BEGIN
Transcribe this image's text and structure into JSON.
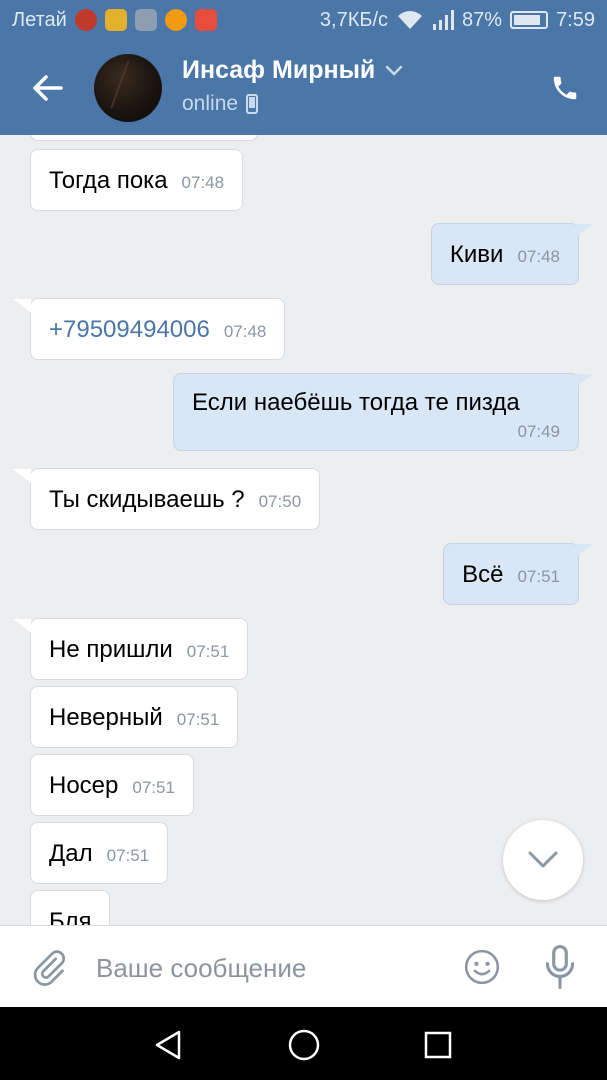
{
  "status_bar": {
    "carrier": "Летай",
    "speed": "3,7КБ/с",
    "battery": "87%",
    "battery_level": 0.87,
    "time": "7:59"
  },
  "header": {
    "contact_name": "Инсаф Мирный",
    "status": "online",
    "icons": {
      "back": "arrow-left-icon",
      "call": "phone-icon",
      "dropdown": "chevron-down-icon",
      "device": "mobile-device-icon"
    }
  },
  "messages": [
    {
      "direction": "in",
      "text": "Тогда пока",
      "time": "07:48"
    },
    {
      "direction": "out",
      "text": "Киви",
      "time": "07:48"
    },
    {
      "direction": "in",
      "text": "+79509494006",
      "time": "07:48",
      "is_link": true
    },
    {
      "direction": "out",
      "text": "Если наебёшь тогда те пизда",
      "time": "07:49"
    },
    {
      "direction": "in",
      "text": "Ты скидываешь ?",
      "time": "07:50"
    },
    {
      "direction": "out",
      "text": "Всё",
      "time": "07:51"
    },
    {
      "direction": "in",
      "text": "Не пришли",
      "time": "07:51"
    },
    {
      "direction": "in",
      "text": "Неверный",
      "time": "07:51"
    },
    {
      "direction": "in",
      "text": "Носер",
      "time": "07:51"
    },
    {
      "direction": "in",
      "text": "Дал",
      "time": "07:51"
    },
    {
      "direction": "in",
      "text": "Бля",
      "time": ""
    }
  ],
  "input": {
    "placeholder": "Ваше сообщение",
    "value": ""
  },
  "colors": {
    "header_bg": "#4a76a8",
    "chat_bg": "#edeef0",
    "outgoing_bubble": "#d8e6f5",
    "incoming_bubble": "#ffffff",
    "link": "#4a76a8"
  }
}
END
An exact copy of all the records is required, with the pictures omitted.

Transcribe this image's text and structure into JSON.
{
  "status_bar": {
    "carrier": "Летай",
    "speed": "3,7КБ/с",
    "battery": "87%",
    "battery_level": 0.87,
    "time": "7:59"
  },
  "header": {
    "contact_name": "Инсаф Мирный",
    "status": "online",
    "icons": {
      "back": "arrow-left-icon",
      "call": "phone-icon",
      "dropdown": "chevron-down-icon",
      "device": "mobile-device-icon"
    }
  },
  "messages": [
    {
      "direction": "in",
      "text": "Тогда пока",
      "time": "07:48"
    },
    {
      "direction": "out",
      "text": "Киви",
      "time": "07:48"
    },
    {
      "direction": "in",
      "text": "+79509494006",
      "time": "07:48",
      "is_link": true
    },
    {
      "direction": "out",
      "text": "Если наебёшь тогда те пизда",
      "time": "07:49"
    },
    {
      "direction": "in",
      "text": "Ты скидываешь ?",
      "time": "07:50"
    },
    {
      "direction": "out",
      "text": "Всё",
      "time": "07:51"
    },
    {
      "direction": "in",
      "text": "Не пришли",
      "time": "07:51"
    },
    {
      "direction": "in",
      "text": "Неверный",
      "time": "07:51"
    },
    {
      "direction": "in",
      "text": "Носер",
      "time": "07:51"
    },
    {
      "direction": "in",
      "text": "Дал",
      "time": "07:51"
    },
    {
      "direction": "in",
      "text": "Бля",
      "time": ""
    }
  ],
  "input": {
    "placeholder": "Ваше сообщение",
    "value": ""
  },
  "colors": {
    "header_bg": "#4a76a8",
    "chat_bg": "#edeef0",
    "outgoing_bubble": "#d8e6f5",
    "incoming_bubble": "#ffffff",
    "link": "#4a76a8"
  }
}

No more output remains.